It may sound far-fetched to use a literary personality to make an analogy with India’s contemporary foreign policy, but it is difficult to resist the temptation. A similarly schizoid behaviour is discernible in this vastly more prosaic domain. On the one hand, take the prime minister’s Saudi Arabia visit. The outreach is a judicious one, and fortuitously timed in terms of the geopolitical context and Saudi Arabia’s own internal evolution. Riyadh is not a bad friend to have in a polarised world, especially at a time when India itself faces social tensions on religious lines.
Crown Prince Mohammad bin Salman, the de facto ruler, is not uncontroversial.

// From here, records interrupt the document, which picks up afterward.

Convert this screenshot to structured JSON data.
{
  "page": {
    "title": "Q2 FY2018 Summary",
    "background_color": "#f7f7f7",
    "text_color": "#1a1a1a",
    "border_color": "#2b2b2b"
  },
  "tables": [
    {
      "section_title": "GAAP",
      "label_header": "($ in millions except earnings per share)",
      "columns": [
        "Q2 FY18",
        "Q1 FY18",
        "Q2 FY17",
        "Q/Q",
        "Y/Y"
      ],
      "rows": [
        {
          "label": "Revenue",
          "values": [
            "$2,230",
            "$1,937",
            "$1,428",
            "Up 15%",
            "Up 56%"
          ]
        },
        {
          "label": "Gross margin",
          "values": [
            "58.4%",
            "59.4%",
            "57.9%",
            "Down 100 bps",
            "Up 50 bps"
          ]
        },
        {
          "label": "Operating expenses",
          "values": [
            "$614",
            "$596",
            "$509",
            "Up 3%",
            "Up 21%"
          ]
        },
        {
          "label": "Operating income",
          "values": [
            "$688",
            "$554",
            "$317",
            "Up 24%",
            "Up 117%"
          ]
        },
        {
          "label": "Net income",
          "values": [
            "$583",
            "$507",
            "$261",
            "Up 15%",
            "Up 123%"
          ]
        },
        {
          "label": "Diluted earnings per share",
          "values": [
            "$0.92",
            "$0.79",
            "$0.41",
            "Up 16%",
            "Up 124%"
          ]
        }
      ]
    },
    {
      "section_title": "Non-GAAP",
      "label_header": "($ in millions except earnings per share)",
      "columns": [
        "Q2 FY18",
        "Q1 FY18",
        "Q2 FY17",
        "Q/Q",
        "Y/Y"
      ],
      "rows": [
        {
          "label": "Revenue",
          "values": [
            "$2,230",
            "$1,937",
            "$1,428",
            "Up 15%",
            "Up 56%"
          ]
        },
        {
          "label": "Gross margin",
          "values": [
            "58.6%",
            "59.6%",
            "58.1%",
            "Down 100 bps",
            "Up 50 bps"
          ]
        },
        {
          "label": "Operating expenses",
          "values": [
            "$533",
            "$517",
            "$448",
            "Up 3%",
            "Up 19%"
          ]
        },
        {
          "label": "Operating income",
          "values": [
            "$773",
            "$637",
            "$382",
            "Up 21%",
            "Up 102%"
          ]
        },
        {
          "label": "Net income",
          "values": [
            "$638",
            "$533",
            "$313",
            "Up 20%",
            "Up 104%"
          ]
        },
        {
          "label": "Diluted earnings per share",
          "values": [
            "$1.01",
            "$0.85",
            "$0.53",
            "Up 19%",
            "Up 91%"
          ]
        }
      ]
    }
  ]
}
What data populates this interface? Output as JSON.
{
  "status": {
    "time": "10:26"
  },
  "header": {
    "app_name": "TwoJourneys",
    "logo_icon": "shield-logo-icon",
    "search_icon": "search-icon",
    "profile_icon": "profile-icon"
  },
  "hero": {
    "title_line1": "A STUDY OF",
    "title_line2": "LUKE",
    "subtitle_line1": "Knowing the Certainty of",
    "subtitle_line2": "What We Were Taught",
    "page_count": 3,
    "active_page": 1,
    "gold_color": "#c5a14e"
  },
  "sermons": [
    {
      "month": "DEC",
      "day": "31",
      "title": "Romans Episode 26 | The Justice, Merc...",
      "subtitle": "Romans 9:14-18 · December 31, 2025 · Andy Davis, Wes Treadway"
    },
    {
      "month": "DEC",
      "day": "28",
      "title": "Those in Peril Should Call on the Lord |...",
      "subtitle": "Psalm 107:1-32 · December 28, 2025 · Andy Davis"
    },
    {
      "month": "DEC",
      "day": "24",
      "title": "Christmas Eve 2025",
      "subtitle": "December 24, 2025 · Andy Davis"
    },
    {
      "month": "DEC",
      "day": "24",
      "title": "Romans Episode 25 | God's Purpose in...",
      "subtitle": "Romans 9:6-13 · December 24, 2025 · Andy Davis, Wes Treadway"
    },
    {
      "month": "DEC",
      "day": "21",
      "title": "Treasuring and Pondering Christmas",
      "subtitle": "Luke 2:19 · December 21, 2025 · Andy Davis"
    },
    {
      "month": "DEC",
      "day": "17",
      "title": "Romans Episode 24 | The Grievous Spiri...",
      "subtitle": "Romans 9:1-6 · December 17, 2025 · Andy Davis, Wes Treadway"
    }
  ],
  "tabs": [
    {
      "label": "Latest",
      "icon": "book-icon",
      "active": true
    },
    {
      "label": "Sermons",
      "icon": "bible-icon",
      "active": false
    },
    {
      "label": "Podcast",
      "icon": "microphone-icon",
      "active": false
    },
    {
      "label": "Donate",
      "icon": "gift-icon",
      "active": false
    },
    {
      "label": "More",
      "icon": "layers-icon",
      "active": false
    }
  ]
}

But he is alive to tomorrow and the changes it will demand. Saudi Arabia’s oil economy is in its last days of glory, and it is beginning to open up to different ways of sustaining itself. (The greater freedoms being accorded to women is a salutary spin-off.)
For India, the partnership meets both its economic and security needs, and has great symbolic value. But compare this outreach with another one: pictures from a chilly Dal Lake that played out all over media. For a country averse to ‘internationalising’ the Kashmir dispute—one which even kicked out the nominal UNMOGIP presence—the thought of having a gaggle of European Parliament members traipsing around Kashmir should have been anathema.
That they should have come on invitation, that they mostly bore affiliation to far-right parties, that they were moving around when Indian MPs are debarred... shall we just say it recalls the first Kipling?